There is an excitement and electricity totally unique to Fringe Festivals. The volume and variety of shows and lottery-based selection system mean that every performance attended is a roll of the dice. Some will be riotously entertaining, some profoundly moving, and some inevitably cringe inducing. A Fringe is a smorgasbord of possibility and discovery. With the Vancouver Fringe Festival nearly upon us (Sept. 5-15 on Granville Island), LMPR’s Brian Paterson has taken the opportunity to share his top five picks from among its 90 productions. Going only on the handful of words and small image in the program guide, these shows particularly piqued his interest and will see him take the plunge: Radio :30 the night kitchen A dark comedy where an actor comes unglued while trying to record a 30-second radio advertisements. Having written and recorded many such ads, the peculiarities of the process are very familiar; it will be fascinating to see where they go with the intriguing set-up. Adding to the excitement are the acclaim it has earned at other festivals and the fact that its creator and performer, Chris Earle, is an enormously accomplished artist who, among many other things, has directed five Second City mainstage productions. Richard Tyrone Jone’s Big Heart ‘Utter!’ spoken word Seeing a truly gifted spoken word poet is an intoxicating experience quite unlike any other form of theatre.
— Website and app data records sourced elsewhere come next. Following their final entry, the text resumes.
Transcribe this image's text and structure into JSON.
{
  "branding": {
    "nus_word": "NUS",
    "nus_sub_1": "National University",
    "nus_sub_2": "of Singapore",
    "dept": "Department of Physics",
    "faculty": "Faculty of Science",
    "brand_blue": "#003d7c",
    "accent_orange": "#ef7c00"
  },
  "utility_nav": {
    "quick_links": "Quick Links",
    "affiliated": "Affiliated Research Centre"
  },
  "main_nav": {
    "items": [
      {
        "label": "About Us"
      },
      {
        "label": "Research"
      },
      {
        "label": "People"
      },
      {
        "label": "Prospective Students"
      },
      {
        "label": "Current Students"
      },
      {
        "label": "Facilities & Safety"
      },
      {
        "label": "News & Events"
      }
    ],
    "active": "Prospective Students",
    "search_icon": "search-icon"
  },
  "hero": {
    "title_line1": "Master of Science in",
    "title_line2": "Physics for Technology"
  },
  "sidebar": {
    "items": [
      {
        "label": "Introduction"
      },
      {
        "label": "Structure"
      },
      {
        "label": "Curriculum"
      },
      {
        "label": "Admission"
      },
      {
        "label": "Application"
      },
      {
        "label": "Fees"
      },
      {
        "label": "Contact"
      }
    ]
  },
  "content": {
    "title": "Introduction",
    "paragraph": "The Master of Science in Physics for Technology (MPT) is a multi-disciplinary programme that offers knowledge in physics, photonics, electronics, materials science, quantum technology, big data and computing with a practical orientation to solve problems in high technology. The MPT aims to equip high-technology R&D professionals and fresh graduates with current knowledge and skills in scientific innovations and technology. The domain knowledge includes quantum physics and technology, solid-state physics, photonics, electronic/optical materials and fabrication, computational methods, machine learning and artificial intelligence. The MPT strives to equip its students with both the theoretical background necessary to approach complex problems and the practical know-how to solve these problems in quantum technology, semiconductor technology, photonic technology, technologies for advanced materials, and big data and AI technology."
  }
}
Through percussive, rhythmic performance the spoken word is transformed into something weightier and more powerful, imbuing a single performer on a bare stage with the emotional impact of a Mahler symphony. In this show, the ‘Ringmaster of the Spoken Word’ (- Three Weeks Edinburgh) shares the story of his unexpected heart failure on stage at the Edinburgh Fringe at the age of 30. You Killed Hamlet, or Guilty Creatures Sitting at a Play Naked Empire Bouffon Company You haven’t had a proper Fringe experience until you’ve been offended- and this duo seem like probable candidates. An especially provocative and dark breed of clown, these bouffons put the audience on the defence- accusing us of killing Hamlet (the play, not the prince). Where it goes from here is a mystery, but I expect equal parts commentary and crassness, insight and insult. Wolf Trek: Alone in the Woods Duqamuq Productions A one-man show follows the true story of a three week backwoods trek with a broken arm. Stories about wilderness survival are a literary fascination of mine- whether it is Jack London or Bill Bryson, Hatchet or Wild - so the subject matter is enough to intrigue. Seeing that it is dramaturged by TJ Dawe however, one of the finest Canadian creators of true-life one-man shows, earns it a spot on my must-see list. Butt Kapinski Kapinski Enterprises A confession: I love Raymond Chandler, but dislike most ‘film noir’ productions- finding it to be an overdone trope. That being said, the team behind international Fringe sensation Red Bastard applying their demented take on the genre is an experience I would not soon miss. Even more intriguing, the work promises to be fully-interactive, with audiences playing an important role in the story’s telling. Between the company track record, audience participation, and an 18+ rating for content and nudity, it is guaranteed to push personal and performance boundaries – and what more could one ask for at a Fringe? The Vancouver Fringe Festival 2013 Proram Guide is now available so that audiences can plan their own theatrical expeditions. We’d love to hear about your own discoveries and adventures- feel free to share your picks and reviews in the comments or tweet using the #VanFringe hashtag so that we can follow along!